  8. "Maintenance pemetrexed (Pem) plus best supportive care (BSC) versus placebo (Plac) plus BSC: A randomized phase III study in advanced non-small cell lung cancer (NSCLC).". American Society of Clinical Oncology. Retrieved 22 July 2009. 
  9. Carteni G, Manegold C, Garcia GM et al. (May 2009). "Malignant peritoneal mesothelioma-Results from the International Expanded Access Program using pemetrexed alone or in combination with a platinum agent". Lung Cancer 64 (2): 211–8. PMID 19042053. doi:10.1016/j.lungcan.2008.08.013. 
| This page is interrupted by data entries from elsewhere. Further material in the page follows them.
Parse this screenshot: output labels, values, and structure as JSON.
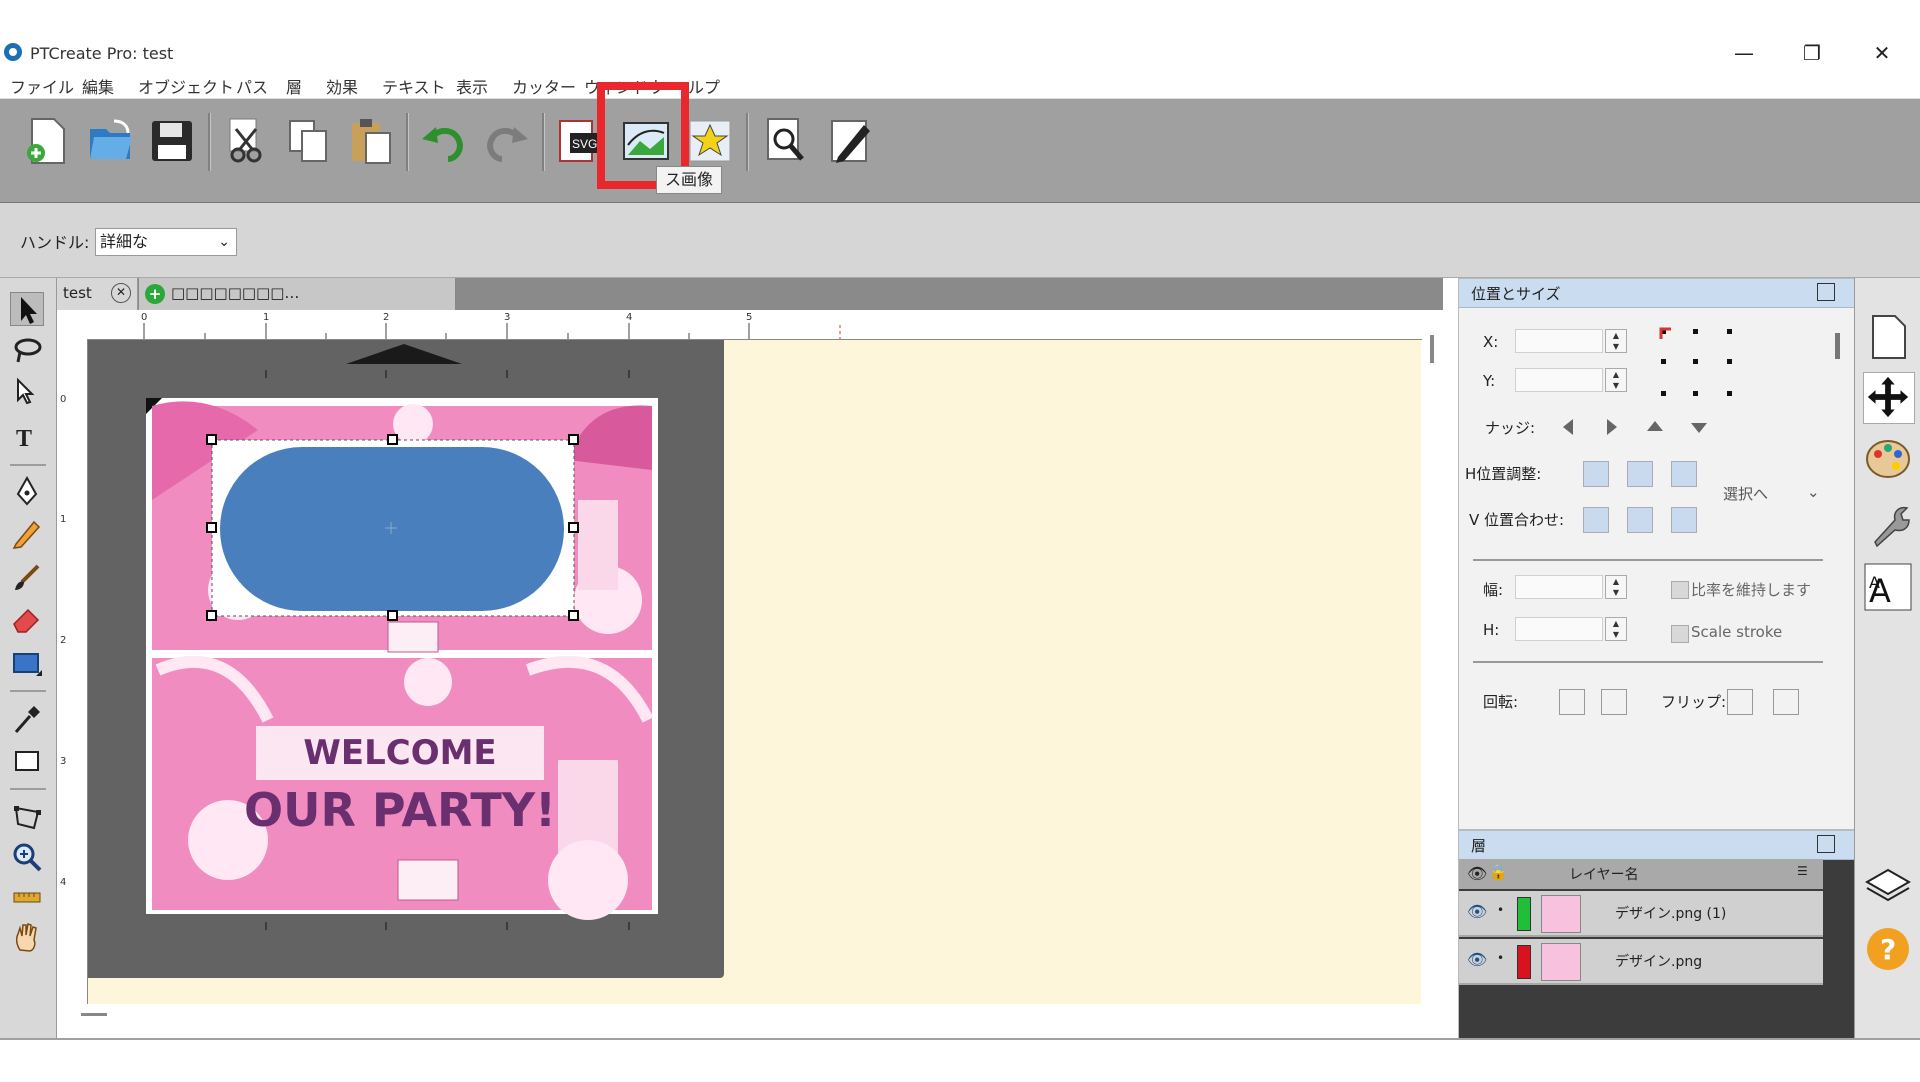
{
  "window": {
    "title": "PTCreate Pro: test"
  },
  "menu": [
    "ファイル",
    "編集",
    "オブジェクト",
    "パス",
    "層",
    "効果",
    "テキスト",
    "表示",
    "カッター",
    "ウィンドウ",
    "ヘルプ"
  ],
  "toolbar": {
    "tooltip": "ス画像"
  },
  "handle": {
    "label": "ハンドル:",
    "value": "詳細な"
  },
  "tabs": {
    "doc": "test",
    "new": "□□□□□□□□…"
  },
  "ruler": {
    "top": [
      "0",
      "1",
      "2",
      "3",
      "4",
      "5"
    ],
    "left": [
      "0",
      "1",
      "2",
      "3",
      "4"
    ]
  },
  "design": {
    "line1": "WELCOME",
    "line2": "OUR PARTY!"
  },
  "position_panel": {
    "title": "位置とサイズ",
    "x_label": "X:",
    "y_label": "Y:",
    "nudge_label": "ナッジ:",
    "h_align_label": "H位置調整:",
    "v_align_label": "V 位置合わせ:",
    "align_to": "選択へ",
    "width_label": "幅:",
    "height_label": "H:",
    "keep_ratio": "比率を維持します",
    "scale_stroke": "Scale stroke",
    "rotate_label": "回転:",
    "flip_label": "フリップ:"
  },
  "layers_panel": {
    "title": "層",
    "column": "レイヤー名",
    "rows": [
      {
        "name": "デザイン.png (1)",
        "color": "#1fbf3a"
      },
      {
        "name": "デザイン.png",
        "color": "#d8131f"
      }
    ]
  },
  "colors": {
    "highlight": "#e8282c",
    "shape": "#4a7fbd",
    "card": "#f08cc0",
    "canvas": "#fdf6da"
  }
}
  10. Ettinger DS et al. NCCN Clinical Practice Guidelines in Oncology: Non-small Cell Lung Cancer V.2.2009 available from
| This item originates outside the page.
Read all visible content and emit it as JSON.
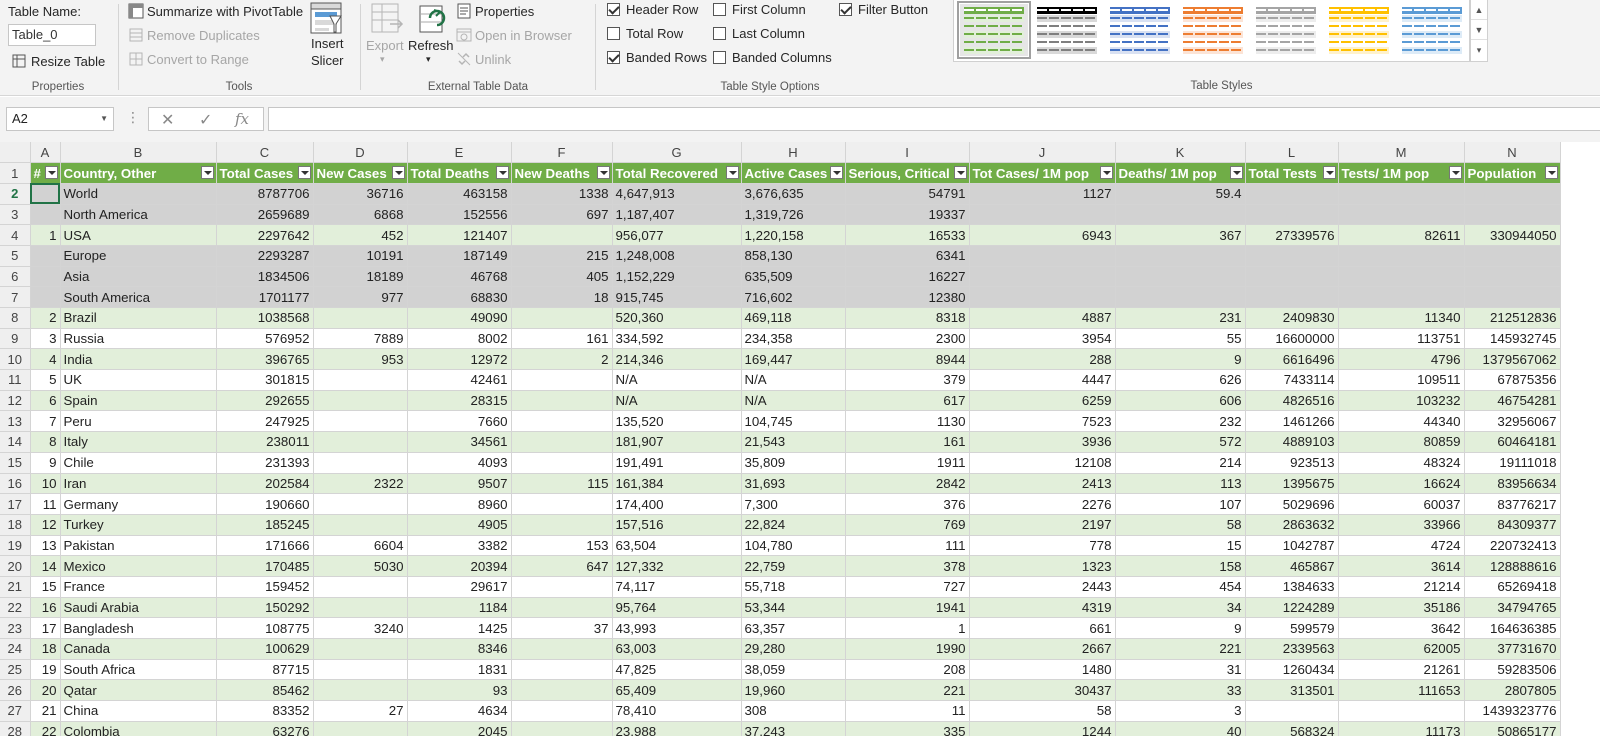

  11. Azzoli CG, Kris MG, Pfister DG (June 2007). "Cisplatin versus carboplatin for patients with metastatic non-small-cell lung cancer--an old rivalry renewed". J. Natl. Cancer Inst. 99 (11): 828–9. PMID 17551137. doi:10.1093/jnci/djk222. 
  12. Hazarika M, White RM, Johnson JR, Pazdur R (2004). "FDA drug approval summaries: pemetrexed (Alimta)". Oncologist 9 (5): 482–8. PMID 15477632. doi:10.1634/theoncologist.9-5-482. 
  13. "Alimta Patient Packet Insert" (PDF). Eli Lilly and Company. 26 September 2008. Retrieved 1 December 2008. 
  14. "Alimta Prescribing Information" (PDF). Eli Lilly and Company. 26 September 2008. Retrieved 1 December 2008. 
  15. "Important Safety Information". Eli Lilly and Company. 26 September 2008. Retrieved 1 December 2008. 
  16. James P. Wilmot Cancer Center. "Scientists Help Breast Cancer Survivor Lift the Fog of "Chemo Brain"" (PDF). Dialogue (University of Rochester Medical Center). Fall 2007: 2–3. Retrieved 1 December 2008. 
  17. "Oral Complications of Chemotherapy and Head/Neck Radiation". Cancer Topics - Coping with Cancer. National Cancer Institute. Retrieved 1 December 2008. 

External links